Célio Bermann Lila Buckley Joan Carling Gustavo Castro Soto Nga Dao Philip Fearnside Liane Greeff Nicholas Hildyard Carl Middleton Frank Muramuzi Astrid Puentes Lúcia Schild Ortiz

Latha Anantha Shripad Dharmadhikary Dipak Gyawali Naeem Iqbal K. J. Joy Aimal Khan Mohammad Abdul Matin Janaka Ratnasiri Ravindranath Himanshu Thakkar Neeraj Vagholikar

In 2012 International Rivers welcomed 14 interns and volunteers in our Berkeley and regional offices. They helped create useful translations, more accessible communication tools and thoughtful research projects, and provided infrastructure support. Our 2012 interns and volunteers included:

• Sabine Johnson-Reiser, who helped to produce an accurate and timely bilingual spreadsheet of major dam projects in China

• Jenny Binstock, a public policy Masters candidate, who conducted research on climate adaptation and then led a group of UCLA students to produce a report on assessing the climate resilience of dams and dam-affected communities

2012 Interns and Volunteers: Simone Adler, Jenny Binstock, Katherine Brousseau, Sinan Chu, Colleen Cowles, Charlie Dubbe, Laney Ennis, Annette Fay, Xin Guo, Carly Patterson, Dan Ruan, Sebastian Thisted, Stephanie Thorne, and Yang Yang.
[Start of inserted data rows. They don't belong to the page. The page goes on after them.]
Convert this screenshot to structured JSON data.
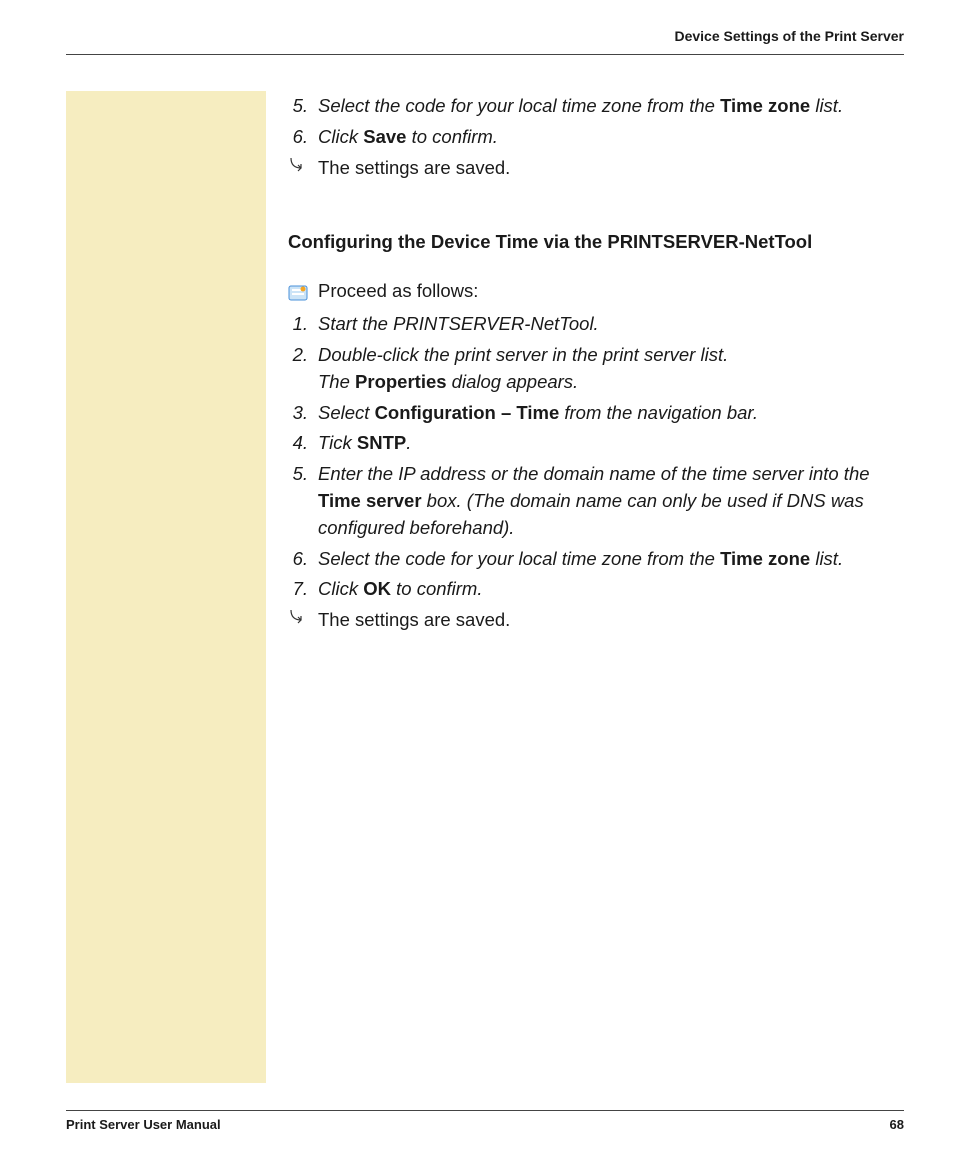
{
  "header": {
    "title": "Device Settings of the Print Server"
  },
  "top_list": {
    "items": [
      {
        "num": "5.",
        "pre": "Select the code for your local time zone from the ",
        "bold": "Time zone",
        "post": " list."
      },
      {
        "num": "6.",
        "pre": "Click ",
        "bold": "Save",
        "post": " to confirm."
      }
    ],
    "result": "The settings are saved."
  },
  "section": {
    "title": "Configuring the Device Time via the PRINTSERVER-NetTool",
    "proceed": "Proceed as follows:",
    "items": [
      {
        "num": "1.",
        "pre": "Start the PRINTSERVER-NetTool.",
        "bold": "",
        "post": ""
      },
      {
        "num": "2.",
        "pre": "Double-click the print server in the print server list.",
        "line2_pre": "The ",
        "line2_bold": "Properties",
        "line2_post": " dialog appears."
      },
      {
        "num": "3.",
        "pre": "Select ",
        "bold": "Configuration – Time",
        "post": " from the navigation bar."
      },
      {
        "num": "4.",
        "pre": "Tick ",
        "bold": "SNTP",
        "post": "."
      },
      {
        "num": "5.",
        "pre": "Enter the IP address or the domain name of the time server into the ",
        "bold": "Time server",
        "post": " box. (The domain name can only be used if DNS was configured beforehand)."
      },
      {
        "num": "6.",
        "pre": "Select the code for your local time zone from the ",
        "bold": "Time zone",
        "post": " list."
      },
      {
        "num": "7.",
        "pre": "Click ",
        "bold": "OK",
        "post": " to confirm."
      }
    ],
    "result": "The settings are saved."
  },
  "footer": {
    "left": "Print Server User Manual",
    "page": "68"
  }
}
2150 Allston Way, Suite 300 Berkeley, CA 94704 USA +1 510 848 1155 internationalrivers.org

2150 Allston Way, Suite 300 Berkeley, CA 94704 USA

+1 510 848 1155

twitter.com/IntlRivers facebook.com/International Rivers Monti Aguirre Latin America Program Coordinator Inanna

Monti Aguirre Latin America Program Coordinator

Inanna Hazel Director of Finance and Operations

Grace Mang China Program Director

Rudo Angela Sanyanga Africa Program Director

Vickie Bell

Kirk Herbertson

Samir Mehta

Ame Trandem

Development Director

Southeast Asia Policy Coordinator

South Asia Program Director

Southeast Asia Program Director

Peter Bosshard

Zachary Hurwitz

Brent Millikan

Quinn Van Valer-Campbell

Policy Director

Policy Program Coordinator

Amazon Program Director

Administrative Assistant

Elizabeth Brink

Aviva Imhof

Lori Pottinger

Katy Yan

Digital Director/Day of Action for

Campaigns Director

World Rivers Review, Editor/

China Program Coordinator/

Rivers Coordinator

Chuck Johnsom

Africa Campaigner

Intern and Volunteer Coordinator

Sandy Cappelli

Digital Administrator

Jason Rainey

Bookkeeper/Office Manager

Executive Director

Pianporn Deetes

Tania Lee Lao Program Coordinator

Kate Ross

Thailand Campaign Coordinator

Berklee Lowrey-Evans

Campaigns Assistant

Chochoe Devaporihartakula

Community Engagement Manager/

Elizabeth Sabel

Southeast Asia Administrative Assistant

Patagonia Campaign Coordinator

Foundations Director